What you should do: Output, exactly and in full, the entries that appear below.

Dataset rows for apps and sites
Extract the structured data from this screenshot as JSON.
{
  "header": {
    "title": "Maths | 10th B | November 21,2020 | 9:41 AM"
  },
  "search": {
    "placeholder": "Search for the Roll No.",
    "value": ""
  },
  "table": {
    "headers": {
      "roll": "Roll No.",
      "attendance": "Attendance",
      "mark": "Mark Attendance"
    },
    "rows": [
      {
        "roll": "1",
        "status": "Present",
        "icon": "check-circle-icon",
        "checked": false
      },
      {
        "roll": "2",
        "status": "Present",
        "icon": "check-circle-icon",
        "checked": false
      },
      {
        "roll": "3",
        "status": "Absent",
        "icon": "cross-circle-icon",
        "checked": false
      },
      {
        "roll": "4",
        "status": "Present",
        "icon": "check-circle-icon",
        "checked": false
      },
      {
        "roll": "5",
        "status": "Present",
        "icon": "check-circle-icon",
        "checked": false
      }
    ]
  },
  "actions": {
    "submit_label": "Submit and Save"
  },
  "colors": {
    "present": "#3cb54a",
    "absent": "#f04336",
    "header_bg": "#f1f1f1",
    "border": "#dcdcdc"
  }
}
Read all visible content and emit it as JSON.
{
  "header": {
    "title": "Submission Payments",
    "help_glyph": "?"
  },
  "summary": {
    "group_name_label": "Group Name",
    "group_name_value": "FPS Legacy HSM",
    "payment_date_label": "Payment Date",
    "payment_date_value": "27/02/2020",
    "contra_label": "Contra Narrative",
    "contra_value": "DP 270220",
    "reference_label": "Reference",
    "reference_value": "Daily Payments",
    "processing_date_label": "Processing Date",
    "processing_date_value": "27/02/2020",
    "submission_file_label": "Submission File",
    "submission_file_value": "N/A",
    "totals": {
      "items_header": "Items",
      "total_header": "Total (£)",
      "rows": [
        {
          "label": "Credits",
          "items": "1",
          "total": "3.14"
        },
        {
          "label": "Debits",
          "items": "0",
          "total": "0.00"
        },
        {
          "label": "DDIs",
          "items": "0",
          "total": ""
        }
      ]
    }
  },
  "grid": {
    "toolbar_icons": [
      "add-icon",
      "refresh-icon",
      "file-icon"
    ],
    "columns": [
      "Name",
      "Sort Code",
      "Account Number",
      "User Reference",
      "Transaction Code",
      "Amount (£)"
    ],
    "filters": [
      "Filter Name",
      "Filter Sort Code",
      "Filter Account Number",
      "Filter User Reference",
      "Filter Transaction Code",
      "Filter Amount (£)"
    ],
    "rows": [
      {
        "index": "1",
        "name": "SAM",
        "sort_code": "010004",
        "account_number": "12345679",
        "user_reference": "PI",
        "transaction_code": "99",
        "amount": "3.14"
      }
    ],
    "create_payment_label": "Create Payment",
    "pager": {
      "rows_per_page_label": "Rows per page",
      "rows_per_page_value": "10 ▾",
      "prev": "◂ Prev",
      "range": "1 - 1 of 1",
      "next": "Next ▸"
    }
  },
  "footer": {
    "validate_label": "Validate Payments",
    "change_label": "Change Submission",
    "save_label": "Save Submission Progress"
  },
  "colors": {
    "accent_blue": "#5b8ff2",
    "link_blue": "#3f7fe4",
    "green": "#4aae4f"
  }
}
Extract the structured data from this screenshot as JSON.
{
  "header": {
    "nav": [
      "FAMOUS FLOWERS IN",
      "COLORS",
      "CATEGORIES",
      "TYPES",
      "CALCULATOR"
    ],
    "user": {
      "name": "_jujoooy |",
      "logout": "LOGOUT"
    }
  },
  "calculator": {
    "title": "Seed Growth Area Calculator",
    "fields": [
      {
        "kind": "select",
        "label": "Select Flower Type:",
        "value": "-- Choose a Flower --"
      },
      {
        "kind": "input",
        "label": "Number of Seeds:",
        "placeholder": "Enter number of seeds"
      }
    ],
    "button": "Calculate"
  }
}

Task solution:
Extract the structured data from this screenshot as JSON.
{
  "header": {
    "title": "Maths | 10th B | November 21,2020 | 9:41 AM"
  },
  "search": {
    "placeholder": "Search for the Roll No.",
    "value": ""
  },
  "table": {
    "headers": {
      "roll": "Roll No.",
      "attendance": "Attendance",
      "mark": "Mark Attendance"
    },
    "rows": [
      {
        "roll": "1",
        "status": "Present",
        "icon": "check-circle-icon",
        "checked": false
      },
      {
        "roll": "2",
        "status": "Present",
        "icon": "check-circle-icon",
        "checked": false
      },
      {
        "roll": "3",
        "status": "Absent",
        "icon": "cross-circle-icon",
        "checked": false
      },
      {
        "roll": "4",
        "status": "Present",
        "icon": "check-circle-icon",
        "checked": false
      },
      {
        "roll": "5",
        "status": "Present",
        "icon": "check-circle-icon",
        "checked": false
      }
    ]
  },
  "actions": {
    "submit_label": "Submit and Save"
  },
  "colors": {
    "present": "#3cb54a",
    "absent": "#f04336",
    "header_bg": "#f1f1f1",
    "border": "#dcdcdc"
  }
}
Read all visible content and emit it as JSON.
{
  "header": {
    "title": "Submission Payments",
    "help_glyph": "?"
  },
  "summary": {
    "group_name_label": "Group Name",
    "group_name_value": "FPS Legacy HSM",
    "payment_date_label": "Payment Date",
    "payment_date_value": "27/02/2020",
    "contra_label": "Contra Narrative",
    "contra_value": "DP 270220",
    "reference_label": "Reference",
    "reference_value": "Daily Payments",
    "processing_date_label": "Processing Date",
    "processing_date_value": "27/02/2020",
    "submission_file_label": "Submission File",
    "submission_file_value": "N/A",
    "totals": {
      "items_header": "Items",
      "total_header": "Total (£)",
      "rows": [
        {
          "label": "Credits",
          "items": "1",
          "total": "3.14"
        },
        {
          "label": "Debits",
          "items": "0",
          "total": "0.00"
        },
        {
          "label": "DDIs",
          "items": "0",
          "total": ""
        }
      ]
    }
  },
  "grid": {
    "toolbar_icons": [
      "add-icon",
      "refresh-icon",
      "file-icon"
    ],
    "columns": [
      "Name",
      "Sort Code",
      "Account Number",
      "User Reference",
      "Transaction Code",
      "Amount (£)"
    ],
    "filters": [
      "Filter Name",
      "Filter Sort Code",
      "Filter Account Number",
      "Filter User Reference",
      "Filter Transaction Code",
      "Filter Amount (£)"
    ],
    "rows": [
      {
        "index": "1",
        "name": "SAM",
        "sort_code": "010004",
        "account_number": "12345679",
        "user_reference": "PI",
        "transaction_code": "99",
        "amount": "3.14"
      }
    ],
    "create_payment_label": "Create Payment",
    "pager": {
      "rows_per_page_label": "Rows per page",
      "rows_per_page_value": "10 ▾",
      "prev": "◂ Prev",
      "range": "1 - 1 of 1",
      "next": "Next ▸"
    }
  },
  "footer": {
    "validate_label": "Validate Payments",
    "change_label": "Change Submission",
    "save_label": "Save Submission Progress"
  },
  "colors": {
    "accent_blue": "#5b8ff2",
    "link_blue": "#3f7fe4",
    "green": "#4aae4f"
  }
}
Extract the structured data from this screenshot as JSON.
{
  "header": {
    "nav": [
      "FAMOUS FLOWERS IN",
      "COLORS",
      "CATEGORIES",
      "TYPES",
      "CALCULATOR"
    ],
    "user": {
      "name": "_jujoooy |",
      "logout": "LOGOUT"
    }
  },
  "calculator": {
    "title": "Seed Growth Area Calculator",
    "fields": [
      {
        "kind": "select",
        "label": "Select Flower Type:",
        "value": "-- Choose a Flower --"
      },
      {
        "kind": "input",
        "label": "Number of Seeds:",
        "placeholder": "Enter number of seeds"
      }
    ],
    "button": "Calculate"
  }
}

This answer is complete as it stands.